A little sidebar is in order here… When I was a kid, during mosquito season, the City of Oakland Park sent out fog trucks into the neighborhoods to deal with those buzzy devils. I can remember running and playing in the fog with my sister Nancy and brother Guy, not knowing (or caring) it was pure DDT (a long-banned insecticide).

Finally, if it weren’t for the miracle of air conditioning, S. Florida would still be a distant outpost, populated by hardy folks capable of dealing with humidity so high that I swear I grow gills every summer. There isn’t time or disk space to go into some of the other things that make like in S. Florida so interesting…like the fact that we’re out of water. Like the completely corrupt state legislature, and the equally corrupt local government agencies (Palm Beach County, where I live, convicted three county commissioners of corruption over the period of one year). Like walking into a business and not being able to find anyone who speaks English. Heck, that used to go on in my previous office! Oh, and the schools are rated among the lowest in the country. Why? The retiree taxpayers put their kids through school “up north” (translation: New York), and don’t want to pay for these snot-nosed Florida kids’ education. This, of course, guarantees that those same kids for whom you did not want to fund their education are now literally beating down your front door to do a home invasion robbery.

Yeah, South Florida is an interesting place. From late October to late March, the weather is near-idyllic, but even that doesn’t really matter to me. Personally, I don’t even like the outdoors! I don’t go to the beach (that’s for tourists), I don’t go boating, I don’t go hiking. Heck, the last time I went to the beach, my Nordic complexion blinded half of the beachgoers, and the other half tried to push me back into the ocean, chanting “Live! Live!” I suppose I’d leave if I could, but at present, I’m trapped with a house that’s possibly upside-down.
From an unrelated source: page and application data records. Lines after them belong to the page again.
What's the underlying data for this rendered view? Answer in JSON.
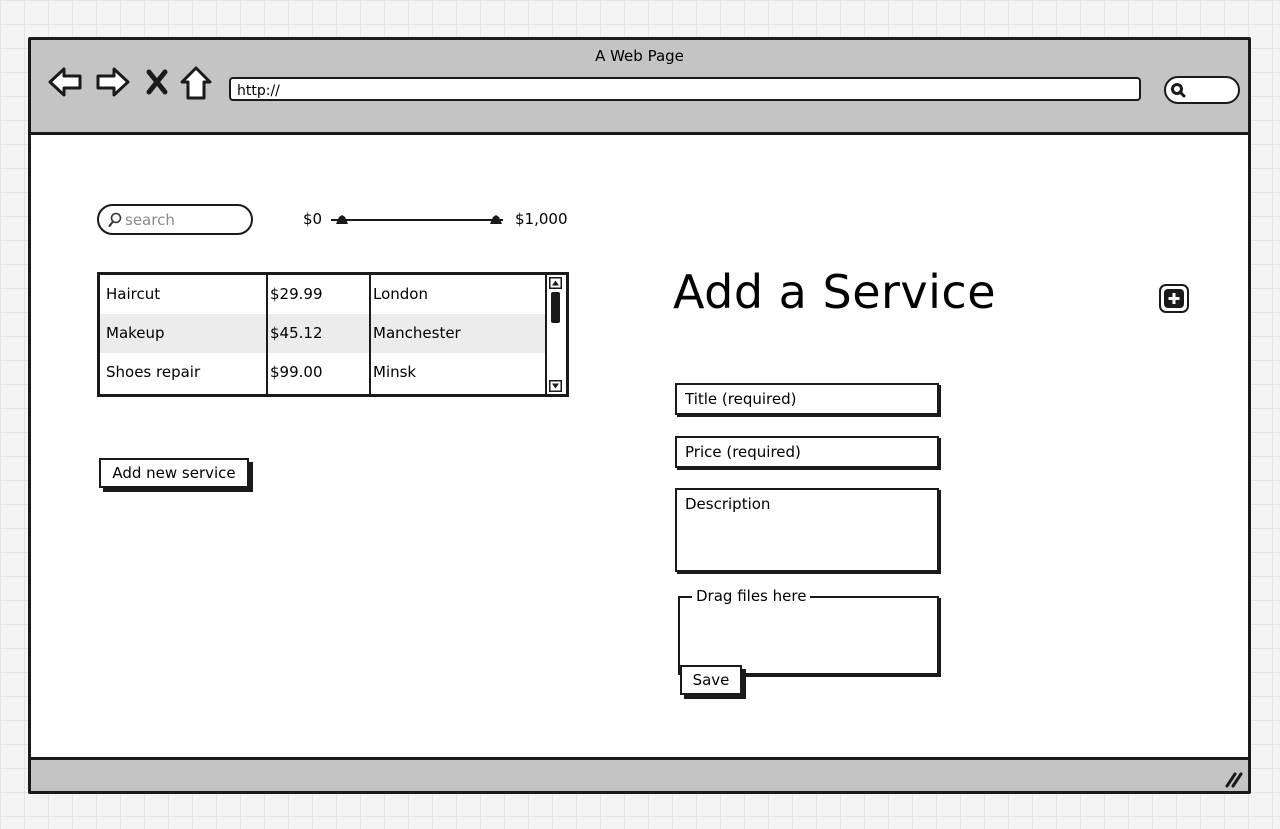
{
  "window": {
    "title": "A Web Page"
  },
  "browser": {
    "url": "http://",
    "nav_icons": [
      "back-arrow-icon",
      "forward-arrow-icon",
      "stop-icon",
      "home-icon"
    ],
    "search_icon": "magnifier-icon"
  },
  "filters": {
    "search_placeholder": "search",
    "price_min_label": "$0",
    "price_max_label": "$1,000",
    "price_min_fraction": 0.0,
    "price_max_fraction": 1.0
  },
  "services": {
    "rows": [
      {
        "name": "Haircut",
        "price": "$29.99",
        "city": "London"
      },
      {
        "name": "Makeup",
        "price": "$45.12",
        "city": "Manchester"
      },
      {
        "name": "Shoes repair",
        "price": "$99.00",
        "city": "Minsk"
      }
    ],
    "add_button_label": "Add new service"
  },
  "form": {
    "title": "Add a Service",
    "title_placeholder": "Title (required)",
    "price_placeholder": "Price (required)",
    "description_placeholder": "Description",
    "dropzone_label": "Drag files here",
    "save_label": "Save"
  },
  "colors": {
    "chrome": "#c4c4c4",
    "ink": "#1a1a1a",
    "row_alt": "#ececec"
  }
}
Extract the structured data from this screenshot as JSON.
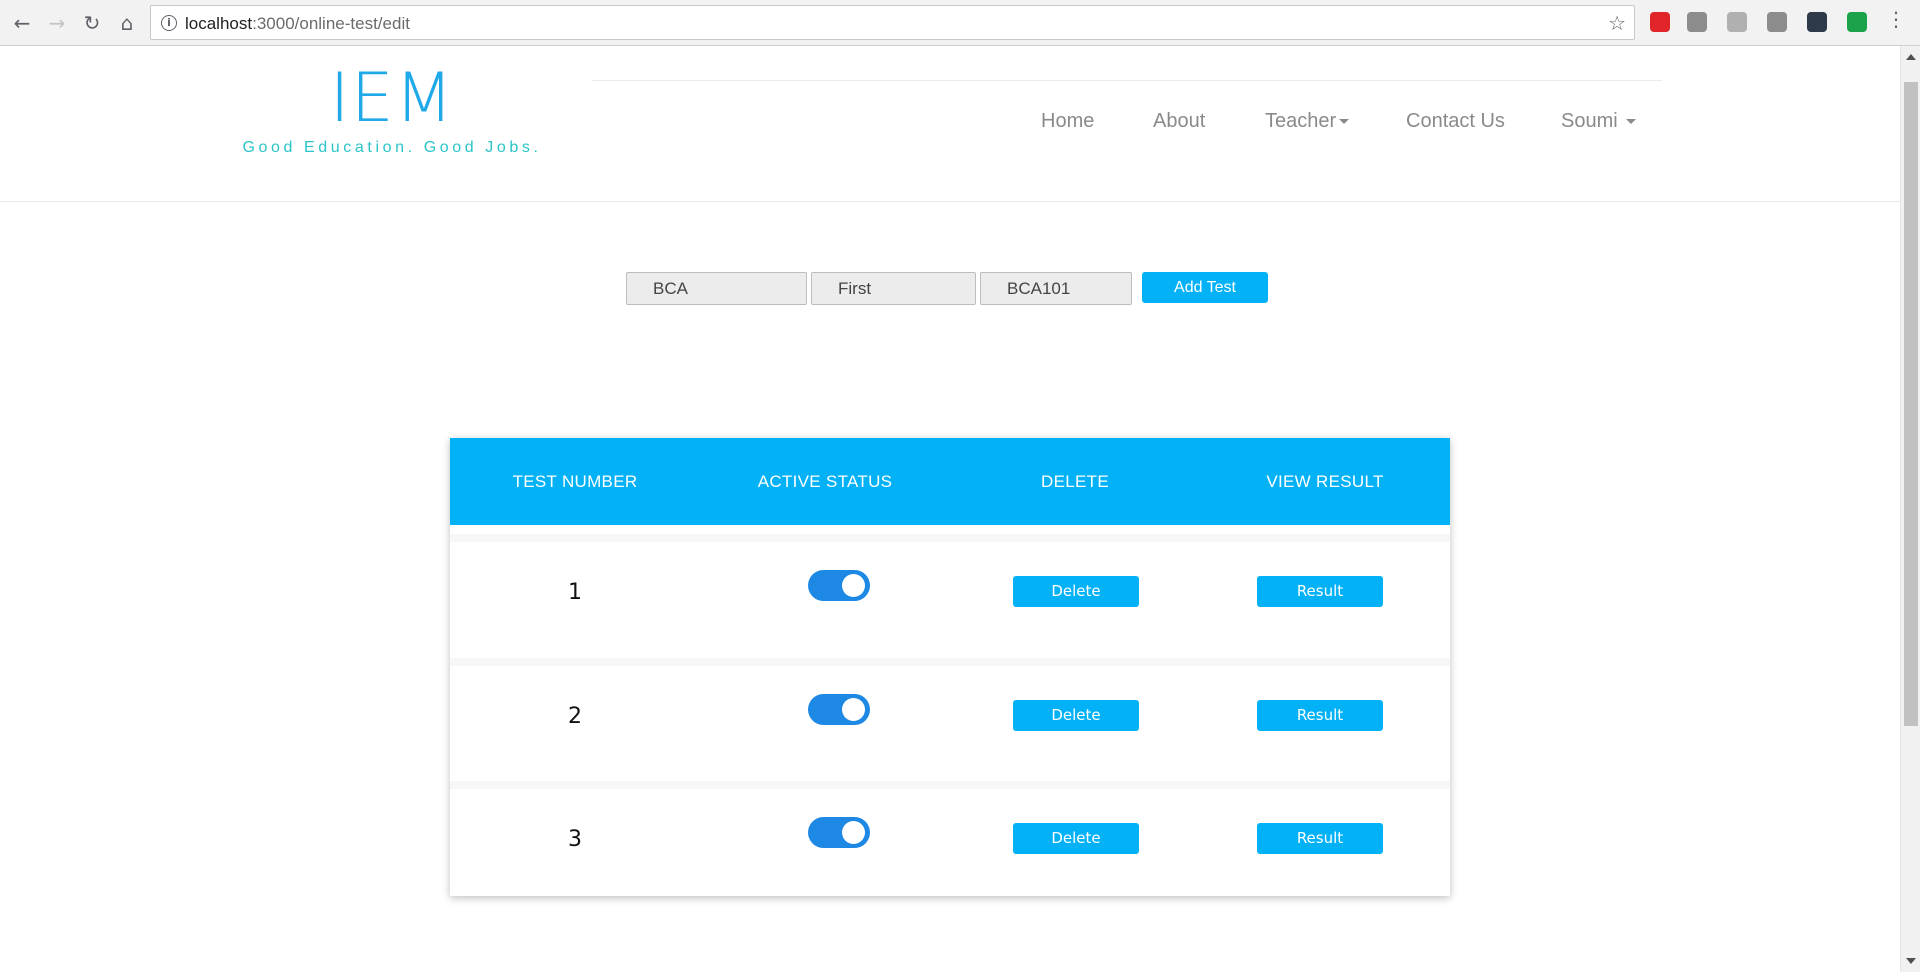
{
  "browser": {
    "url_host": "localhost",
    "url_path": ":3000/online-test/edit",
    "back_icon": "arrow-left-icon",
    "forward_icon": "arrow-right-icon",
    "reload_icon": "reload-icon",
    "home_icon": "home-icon",
    "extension_colors": [
      "#e0262b",
      "#8c8c8c",
      "#b0b0b0",
      "#8c8c8c",
      "#2e3a4a",
      "#1aa34a"
    ]
  },
  "header": {
    "brand": "IEM",
    "tagline": "Good Education. Good Jobs.",
    "nav": [
      {
        "label": "Home",
        "dropdown": false
      },
      {
        "label": "About",
        "dropdown": false
      },
      {
        "label": "Teacher",
        "dropdown": true
      },
      {
        "label": "Contact Us",
        "dropdown": false
      },
      {
        "label": "Soumi",
        "dropdown": true
      }
    ]
  },
  "form": {
    "course": "BCA",
    "semester": "First",
    "subject": "BCA101",
    "add_label": "Add Test"
  },
  "table": {
    "headers": [
      "TEST NUMBER",
      "ACTIVE STATUS",
      "DELETE",
      "VIEW RESULT"
    ],
    "rows": [
      {
        "number": "1",
        "active": true,
        "delete_label": "Delete",
        "result_label": "Result"
      },
      {
        "number": "2",
        "active": true,
        "delete_label": "Delete",
        "result_label": "Result"
      },
      {
        "number": "3",
        "active": true,
        "delete_label": "Delete",
        "result_label": "Result"
      }
    ]
  },
  "colors": {
    "accent": "#03b1f7",
    "brand": "#1fa9e8",
    "tagline": "#2bc4c9",
    "toggle_on": "#1e88e5"
  }
}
I can assure you, dear readers, that when I retire (if I can ever retire), when my house is again right-side-up, or if/when I hit the lottery, I will be out of here as fast as my plump little legs can carry me.